# [What you need to do]
Pictures aside, repeat every record below exactly.

# [Information provided]
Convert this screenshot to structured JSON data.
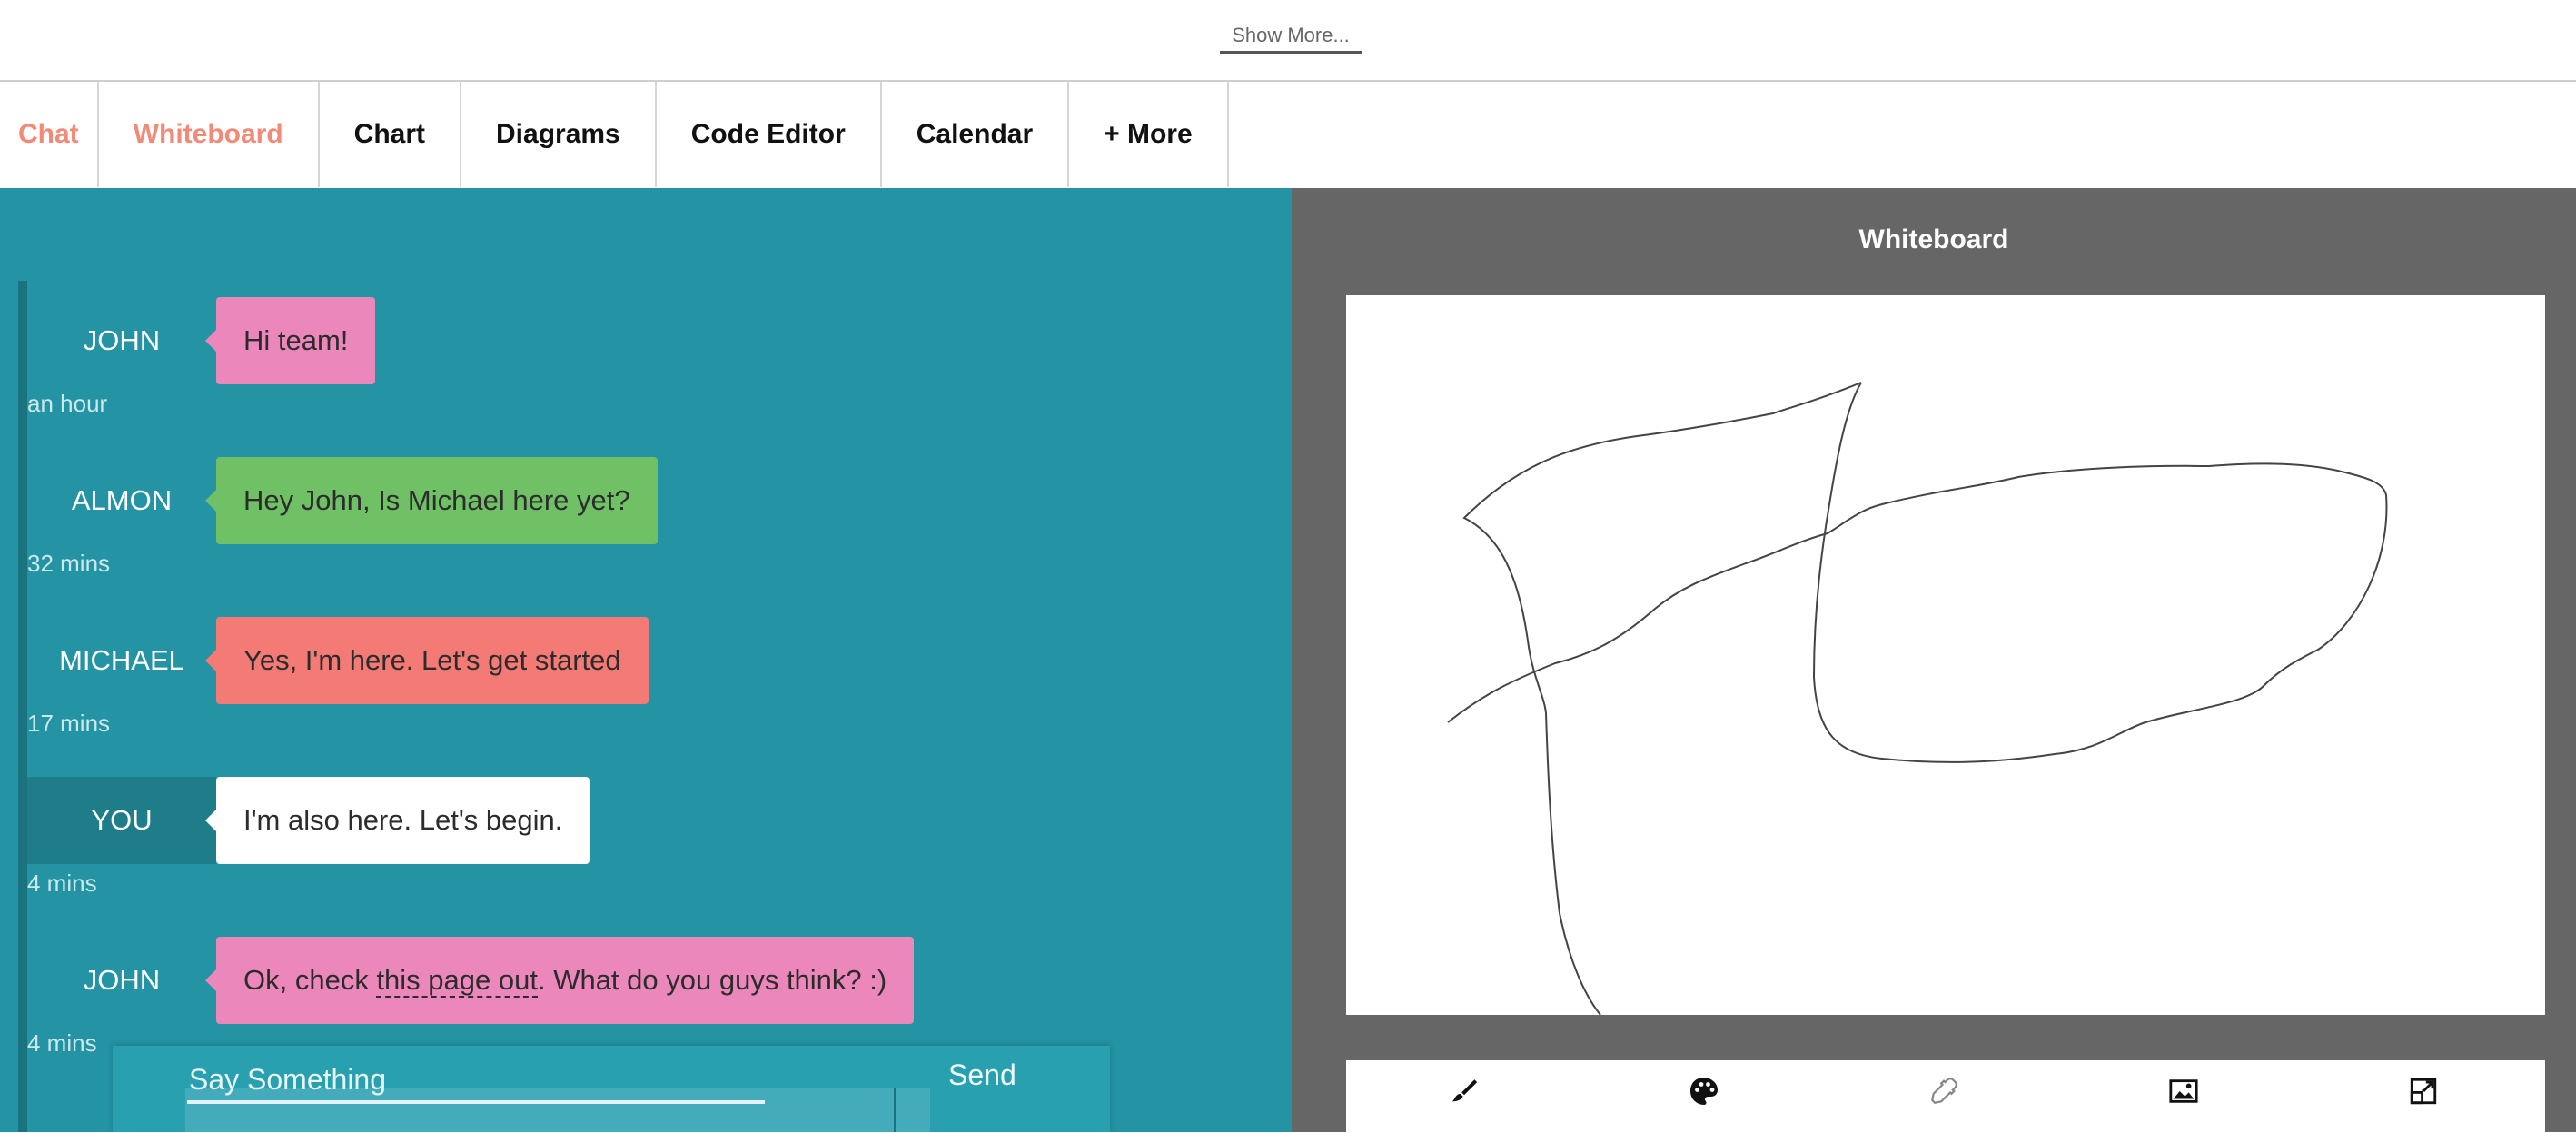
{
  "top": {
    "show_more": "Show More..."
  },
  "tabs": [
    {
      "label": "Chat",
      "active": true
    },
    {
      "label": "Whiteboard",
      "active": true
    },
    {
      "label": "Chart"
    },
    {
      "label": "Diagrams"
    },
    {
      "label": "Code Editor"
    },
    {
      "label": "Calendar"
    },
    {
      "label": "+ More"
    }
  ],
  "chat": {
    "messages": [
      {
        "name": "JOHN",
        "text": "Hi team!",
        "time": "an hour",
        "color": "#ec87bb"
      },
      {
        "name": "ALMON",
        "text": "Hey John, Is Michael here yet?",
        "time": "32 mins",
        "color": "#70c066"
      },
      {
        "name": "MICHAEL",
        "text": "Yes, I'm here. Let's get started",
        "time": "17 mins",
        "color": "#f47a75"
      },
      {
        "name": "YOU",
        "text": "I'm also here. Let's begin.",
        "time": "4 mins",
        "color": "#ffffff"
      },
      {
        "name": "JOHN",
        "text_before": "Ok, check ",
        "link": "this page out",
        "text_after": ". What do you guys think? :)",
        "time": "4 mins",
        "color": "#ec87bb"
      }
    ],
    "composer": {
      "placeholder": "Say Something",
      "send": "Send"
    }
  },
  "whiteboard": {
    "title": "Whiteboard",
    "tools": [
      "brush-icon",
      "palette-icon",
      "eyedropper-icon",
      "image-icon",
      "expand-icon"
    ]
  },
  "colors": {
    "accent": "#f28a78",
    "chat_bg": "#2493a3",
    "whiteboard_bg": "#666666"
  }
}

# [Task response]
Convert this screenshot to structured JSON data.
{
  "top": {
    "show_more": "Show More..."
  },
  "tabs": [
    {
      "label": "Chat",
      "active": true
    },
    {
      "label": "Whiteboard",
      "active": true
    },
    {
      "label": "Chart"
    },
    {
      "label": "Diagrams"
    },
    {
      "label": "Code Editor"
    },
    {
      "label": "Calendar"
    },
    {
      "label": "+ More"
    }
  ],
  "chat": {
    "messages": [
      {
        "name": "JOHN",
        "text": "Hi team!",
        "time": "an hour",
        "color": "#ec87bb"
      },
      {
        "name": "ALMON",
        "text": "Hey John, Is Michael here yet?",
        "time": "32 mins",
        "color": "#70c066"
      },
      {
        "name": "MICHAEL",
        "text": "Yes, I'm here. Let's get started",
        "time": "17 mins",
        "color": "#f47a75"
      },
      {
        "name": "YOU",
        "text": "I'm also here. Let's begin.",
        "time": "4 mins",
        "color": "#ffffff"
      },
      {
        "name": "JOHN",
        "text_before": "Ok, check ",
        "link": "this page out",
        "text_after": ". What do you guys think? :)",
        "time": "4 mins",
        "color": "#ec87bb"
      }
    ],
    "composer": {
      "placeholder": "Say Something",
      "send": "Send"
    }
  },
  "whiteboard": {
    "title": "Whiteboard",
    "tools": [
      "brush-icon",
      "palette-icon",
      "eyedropper-icon",
      "image-icon",
      "expand-icon"
    ]
  },
  "colors": {
    "accent": "#f28a78",
    "chat_bg": "#2493a3",
    "whiteboard_bg": "#666666"
  }
}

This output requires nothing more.